Dirt Road’s End is a guidebook that simulates a fusion of past and present, as interpreted by two musicians blessed with a clear-eyed perspective and the ability to bring it all about.
American music has taken on such a broad definition in recent years that it’s nearly impossible to define it within the context of any single form. Blues, folk, roots rock and country all figure in the mix, leaving the possibility open for all those so inclined to take on its trappings. However, should anyone need a benchmark, they’d be well advised to check out the duo that refers to itself as Sugarcane Jane, and whose fourth album, appropriately named Dirt Road’s End provides the perfect example of how to incorporate all the necessary trappings.
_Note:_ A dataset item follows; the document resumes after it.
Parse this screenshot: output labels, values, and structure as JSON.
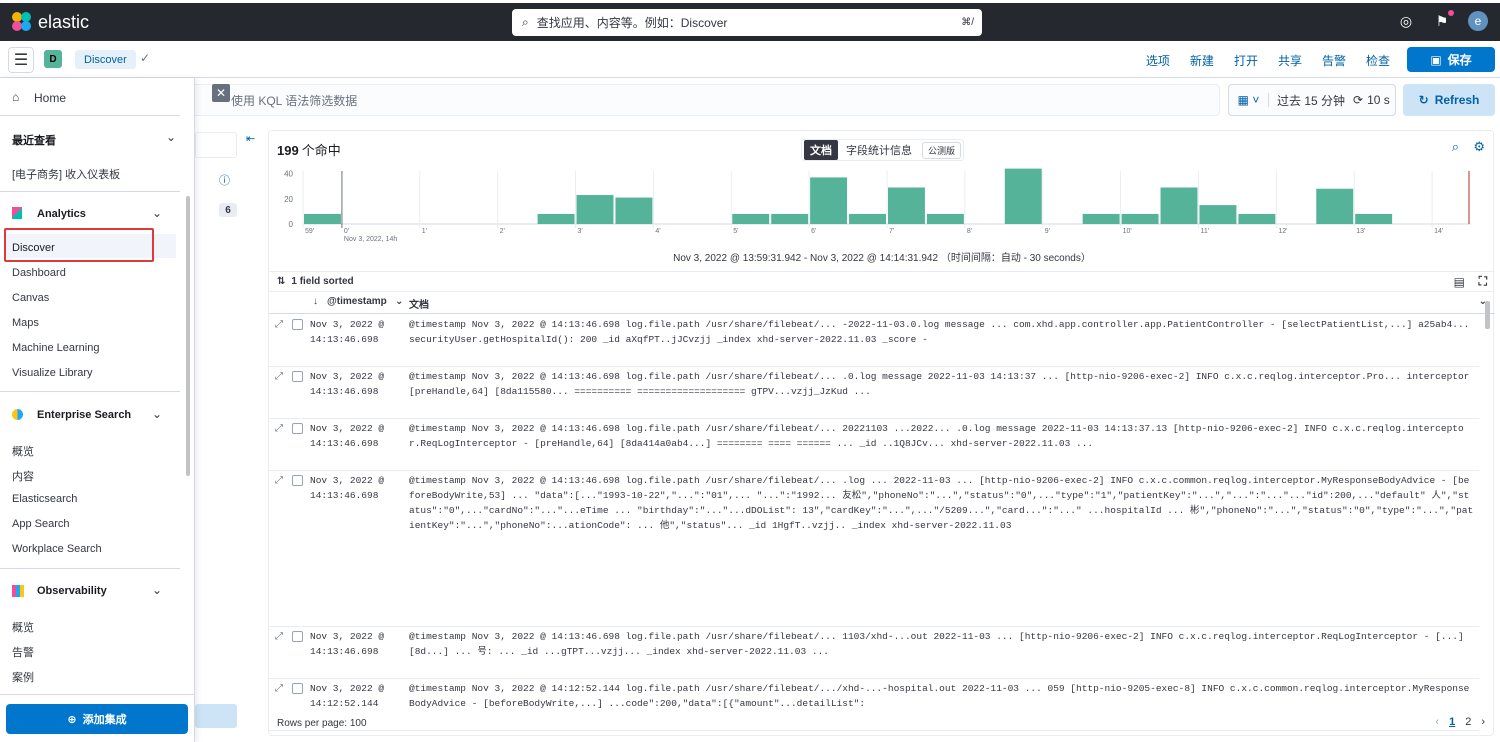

Anthony and Savana Lee Crawford, the husband-wife pair that operate under the aegis of Sugarcane Jane, describe their sound as “organic music at its finest”, and given its down home, back porch embrace, it has to be said that the label they’ve pinned is apt indeed.
The Crawfords arrive at this crucible with ample credits tacked on to their combined resume. He’s a highly respected guitarist and sideman who’s served alongside Neil Young, Vince Gill, Sonny James, Dwight Yoakam, Steve Winwood, and Rosanne Cash, a few among the many. She’s a multi-instrumentalist who opts to fill in the melodies as often as necessary. Buzz Cason, a founder member of the Americana elite, produced the album and chose to release it on his own custom label. Will Kimbrough contributes fiddle. And given the fact the couple reside on the Alabama Gulf Coast, the pair have plenty of inspiration from which to draw.
All that accounts for the authenticity that’s strummed into each of these songs. Indeed, any of these ten tunes could easily be mistaken for an age old folk standard, what with the influx of string picking, harmonic playing, fiddle and mandolin that mesh in the make-up of these unassuming originals. Opening track “Ballad of Sugarcane Jane”, sets up the premise, a lyrical narrative that traces the couple’s journey from their meeting in Nashville, to the evolution of their relationship, both personal and professional. From that point on, they manage to maintain their homegrown delivery and demeanor, whether basking in the stunning evocative aura of “San Andreas” (“If God had a home, it would be there...”) or the rustic ramble of “Pedigree” and “Heartbreak Road”. Even in the midst of their serendipitous stride -- as illuminated in the rockabilly boogie of “Louisiana” or the creaky circumspect of “Glory Bound” -- the pair never lose focus, and certainly never abandon neither their authenticity nor intent. And when their rumination is injected with humor, as filtered through The Cason-penned “Not Just Another Truck Song”, it also becomes clear that even while replicating traditional tomes, they’re not adverse to lightening up the proceedings when opportunity is presented.
Ultimately, Dirt Road’s End is actually akin to a beginning, an album that declares the duo’s birthright and claim to the role of actual Americana practitioners. It’s a guidebook that simulates a fusion of past and present, as interpreted by two musicians blessed with a clear-eyed perspective and the ability to bring it all about. It's an album that will, in the future, encourage repeat encounters while pointing the way from those back trails forward.